▸ **WHAT TO PRODUCE**: Only the images are to be dropped; the records themselves must be repeated exactly.

▸ **DATASET RECORDS**:
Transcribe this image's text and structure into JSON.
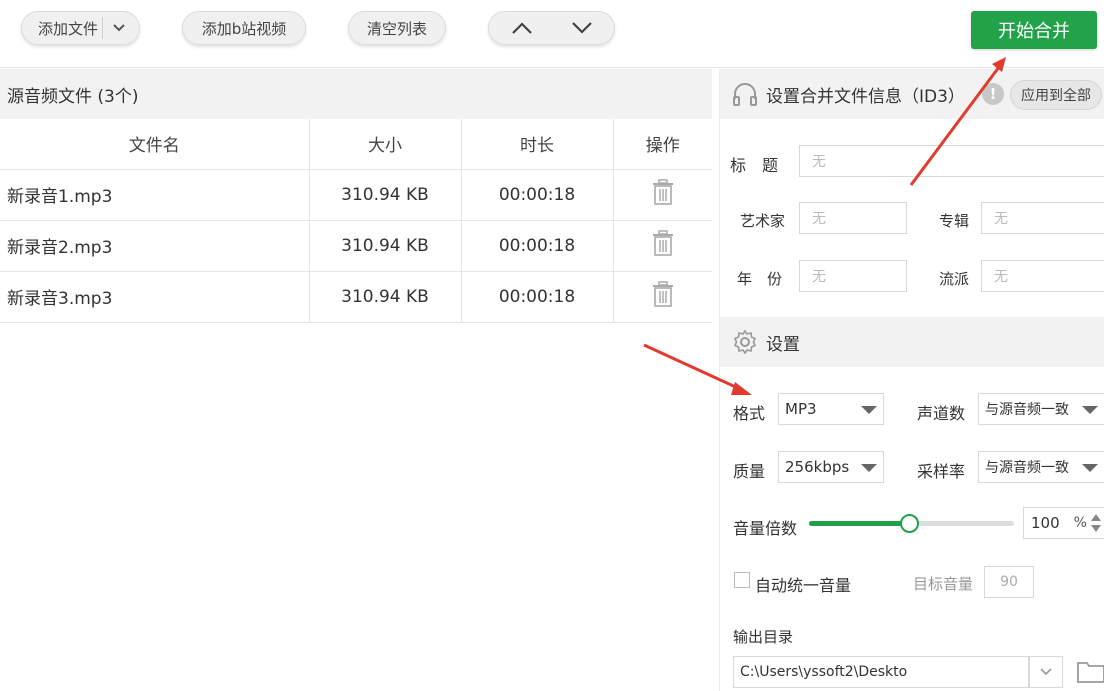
{
  "toolbar": {
    "add_file": "添加文件",
    "add_bilibili": "添加b站视频",
    "clear_list": "清空列表",
    "start_merge": "开始合并"
  },
  "file_list": {
    "title": "源音频文件 (3个)",
    "columns": [
      "文件名",
      "大小",
      "时长",
      "操作"
    ],
    "rows": [
      {
        "name": "新录音1.mp3",
        "size": "310.94 KB",
        "duration": "00:00:18"
      },
      {
        "name": "新录音2.mp3",
        "size": "310.94 KB",
        "duration": "00:00:18"
      },
      {
        "name": "新录音3.mp3",
        "size": "310.94 KB",
        "duration": "00:00:18"
      }
    ]
  },
  "id3": {
    "title": "设置合并文件信息（ID3）",
    "warning_glyph": "!",
    "apply_all": "应用到全部",
    "fields": {
      "title_label": "标　题",
      "artist_label": "艺术家",
      "album_label": "专辑",
      "year_label": "年　份",
      "genre_label": "流派",
      "placeholder": "无"
    }
  },
  "settings": {
    "title": "设置",
    "format_label": "格式",
    "format_value": "MP3",
    "channels_label": "声道数",
    "channels_value": "与源音频一致",
    "quality_label": "质量",
    "quality_value": "256kbps",
    "samplerate_label": "采样率",
    "samplerate_value": "与源音频一致",
    "volume_label": "音量倍数",
    "volume_value": "100",
    "volume_unit": "%",
    "volume_fraction": 0.49,
    "auto_volume_label": "自动统一音量",
    "target_volume_label": "目标音量",
    "target_volume_value": "90",
    "output_dir_label": "输出目录",
    "output_dir_value": "C:\\Users\\yssoft2\\Deskto"
  },
  "colors": {
    "accent_green": "#22a34a",
    "annotation_red": "#e23a2e"
  }
}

▸ **ANSWER TO THIS TASK**:
Transcribe this image's text and structure into JSON.
{
  "toolbar": {
    "add_file": "添加文件",
    "add_bilibili": "添加b站视频",
    "clear_list": "清空列表",
    "start_merge": "开始合并"
  },
  "file_list": {
    "title": "源音频文件 (3个)",
    "columns": [
      "文件名",
      "大小",
      "时长",
      "操作"
    ],
    "rows": [
      {
        "name": "新录音1.mp3",
        "size": "310.94 KB",
        "duration": "00:00:18"
      },
      {
        "name": "新录音2.mp3",
        "size": "310.94 KB",
        "duration": "00:00:18"
      },
      {
        "name": "新录音3.mp3",
        "size": "310.94 KB",
        "duration": "00:00:18"
      }
    ]
  },
  "id3": {
    "title": "设置合并文件信息（ID3）",
    "warning_glyph": "!",
    "apply_all": "应用到全部",
    "fields": {
      "title_label": "标　题",
      "artist_label": "艺术家",
      "album_label": "专辑",
      "year_label": "年　份",
      "genre_label": "流派",
      "placeholder": "无"
    }
  },
  "settings": {
    "title": "设置",
    "format_label": "格式",
    "format_value": "MP3",
    "channels_label": "声道数",
    "channels_value": "与源音频一致",
    "quality_label": "质量",
    "quality_value": "256kbps",
    "samplerate_label": "采样率",
    "samplerate_value": "与源音频一致",
    "volume_label": "音量倍数",
    "volume_value": "100",
    "volume_unit": "%",
    "volume_fraction": 0.49,
    "auto_volume_label": "自动统一音量",
    "target_volume_label": "目标音量",
    "target_volume_value": "90",
    "output_dir_label": "输出目录",
    "output_dir_value": "C:\\Users\\yssoft2\\Deskto"
  },
  "colors": {
    "accent_green": "#22a34a",
    "annotation_red": "#e23a2e"
  }
}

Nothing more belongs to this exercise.